He told Drummond that he had seen a vision of his eldest son with a cross marked on his head. He was troubled by this but was reassured that it was only a dream. A few days later he received a letter from his wife with the news that his eldest son had died from the plague.
He wrote a touching poem about his son which again showed his sensitive side to the world:
Farewell, thou child of my right hand, and joy! My sin was too much hope of thee, loved boy.
It was during these conversations with Drummond that he famously said ‘Shakespeare wanted art’. He thought of himself as a scholar by referring to the classics and that Shakespeare was too ordinary. However, his relationship with Shakespeare was long-lasting and close. He might have had certain issues with his manner of writing, but he was in no doubt that Shakespeare had a unique talent, the likes the world had never seen before. A little later he complimented him by writing: ‘he was not of an age but for all time’, ‘Sweet swan of Avon’, and ‘soul of the age’. These are three of the heartfelt ways he refers to Shakespeare in his poem ‘To the Memory of My Beloved, The Author Mr Shakespeare’ which was the preface to Shakespeare’s first folio.
In 1619 Jonson was given an honorary degree from Oxford University. This must have been a wonderful moment for the ordinary boy who was destined to be a bricklayer.
Sadly in 1628 Jonson suffered a very bad stroke and was plagued by ill health afterwards.
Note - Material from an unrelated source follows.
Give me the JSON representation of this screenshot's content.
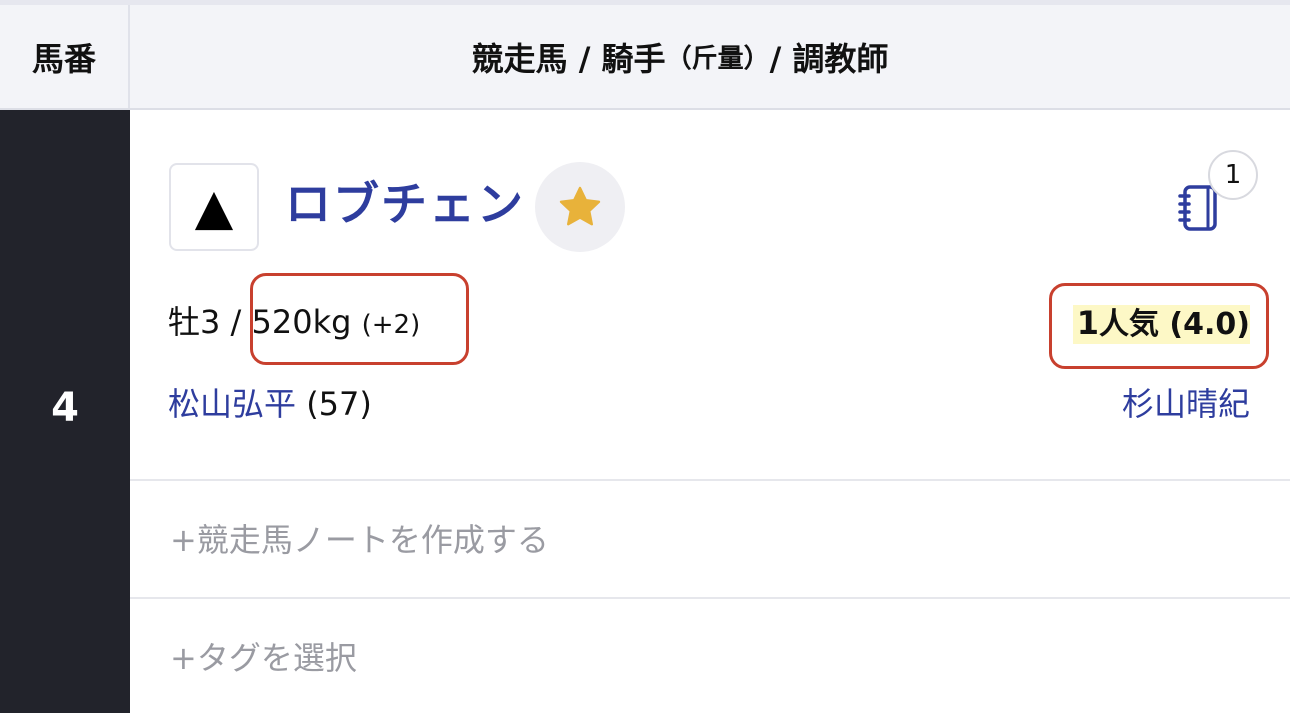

He struggled on and took great comfort from his friends. There was a group of fellow playwrights who used to meet in the Mermaid Tavern who referred to themselves as the Tribe of Ben. Now they attended to the man they had looked up to in his final years.
Ben Jonson died on 6th August 1637. He couldn’t afford a large plot in Poets Corner in Westminster Abbey, so he was buried with his coffin standing upright. A simple inscription reads ‘O rare Ben Jonson’. He truly was a rare man and a rare talent who we need to remember for his own merits, and not under Shakespeare’s shadow.Find out more about Ben Jonson: http://www.guardian.co.uk/culture/jonson